Richard Osman, Reni Eddo-Lodge and Charlie Mackesy are among the winners of this year's Nielsen Bestseller Awards.
At the annual ceremony, which took place virtually on Wednesday 17th March, authors received honours for significant lifetime sales, as measured by Nielsen BookScan and PubTrack Digital across both print and e-book formats.
The awards are based on UK sales volumes and were presented to those that passed sales thresholds during 2020. The thresholds were marked Silver (250,000 sales), Gold (500,000 sales), and Platinum (1,000,000 sales). Twenty-seven titles in all were awarded Silver, Gold or Platinum status. The sales have helped contribute to another robust year despite the challenges that lockdown brought to the retail sector of the UK book industry with Nielsen Book estimating the total year at 202 million print books sold to the value of £1.8bn.
All titles that achieve Platinum status are inducted into the "21st century Hall of Fame", which now includes 149 titles. In 2020, eight books passed the Platinum Award million copy sales threshold.
Although published in 2019, Charlie Mackesy’s The Boy, The Mole, The Fox and The Horse (Ebury Press) was the bestselling title of 2020 and achieved Platinum status, as did Richard Osman’s The Thursday Murder Club (Viking). Osman thanked booksellers in his acceptance speech, and said: "More than anything, a big thank you to all the people who have sold the book, all the booksellers up and down the country — it was such a tough year in 2020, and I know that's continuing at the moment.

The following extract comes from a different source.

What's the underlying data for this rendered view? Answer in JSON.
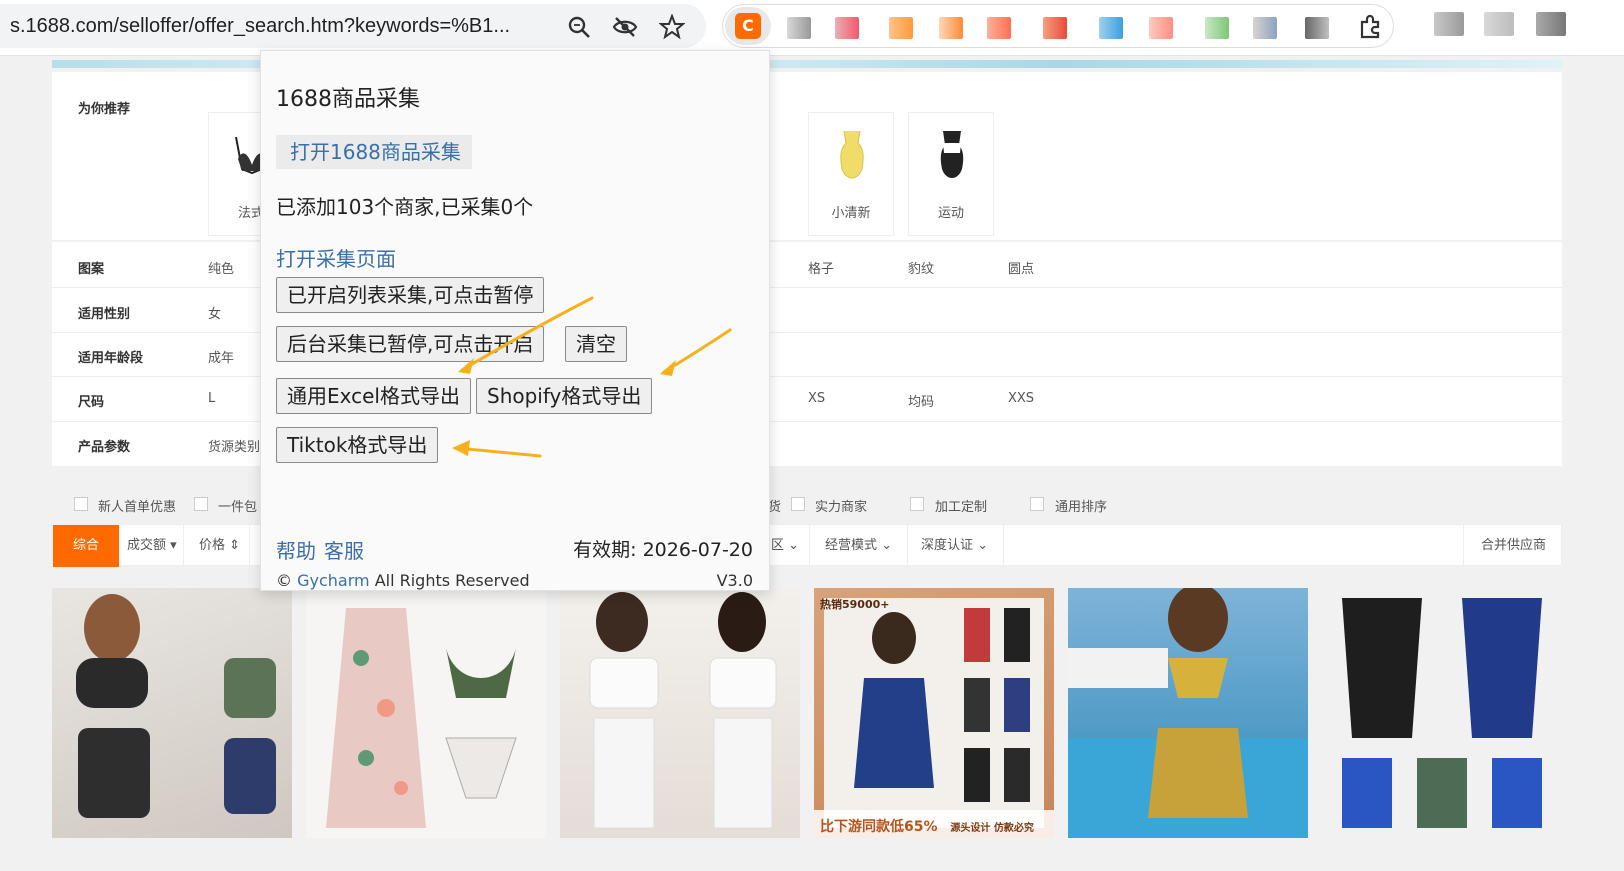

I hope in 2021 we can all sell an awful lot more books and I look forward to travelling across the country to meet many readers and booksellers."
Three children’s titles also achieved Platinum status, including George's Marvellous Medicine by Roald Dahl (Puffin), Diary of a Wimpy Kid: Cabin Fever by Jeff Kinney (Puffin) and The Boy in the Dress by David Walliams & Quentin Blake (HarperCollins Childrens Books). Sally Rooney’s Normal People (Faber) and Robert Galbraith’s The Cuckoo's Calling (Sphere) also became Platinum bestsellers, as did Pride and Prejudice by Jane Austen, originally published in 1813.
Reflecting on the success of Pride and Prejudice, Penguin Classics editorial director Jessica Harrison said: “Penguin Books first published Pride and Prejudice back in 1938, in a cheap paperback edition with woodcut illustrations. Since then Austen’s best-loved novel has been an evergreen bestseller for us, published in countless different editions over the years. During lockdown last year we saw readers turn to the most iconic and enduring classics on our list, we saw sales of our main edition of Pride and Prejudice rise by 22%. It’s heartening to think that in difficult times, readers turn to classic books such as Pride and Prejudice for solace and pleasure more than ever.”
Matt Haig received a Gold award for Reasons to Stay Alive and three of his other titles achieving sales of over 250,000, including How to Stop Time, The Humans and The Midnight Library, the paperback edition of which is currently a UK bestseller. All are published by Canongate.
Chef Tom Kerridge achieved two awards: Lose Weight for Good (Gold) and Proper Pub Food (Silver), both published by Bloomsbury's Absolute.
Gold Awards were also presented to Eddo-Lodge for Why I’m No Longer Talking to White People About Race (Bloomsbury), Beth O'Leary for The Flatshare (Quercus), Lisa Jewell for The Family Upstairs (Arrow), Harriet Tyce for Blood Orange (Wildfire), Kathryn Hughes for The Letter (Headline Review) and Christy Lefteri for The Beekeeper of Aleppo (Manilla). Silver Awards were presented to: Lucy Foley for The Guest List (HarperFiction), Bridget Collins for The Binding (Borough Press), Matthew Syed for You Are Awesome (Wren and Rook), Heidi Perks for Now You See Her (Century) and Erin Kinsley for Found (Headline). David Baddiel has also crossed the threshold for four of his children’s books, The Person Controller, Head Kid, Birthday Boy and The Parent Agency (HarperCollins Childrens Books).
Andre Breedt, m.d. of Nielsen Book said: “We are delighted to be celebrating the fifth Nielsen Bestseller Awards, albeit virtually on social media. It feels more important than ever to recognise and celebrate the incredible role books have played in our lives this last year. Whether it was reading for escapism or keeping us calm, helping to homeschool our children or the source of the best binge-worthy TV series; books were and continue to be at the centre of our lives. Indeed without books, knowledge would not have transferred across the ages from diaries of former pandemics to medical journals contributing to new vaccines. Never have books been more needed, or appreciated.”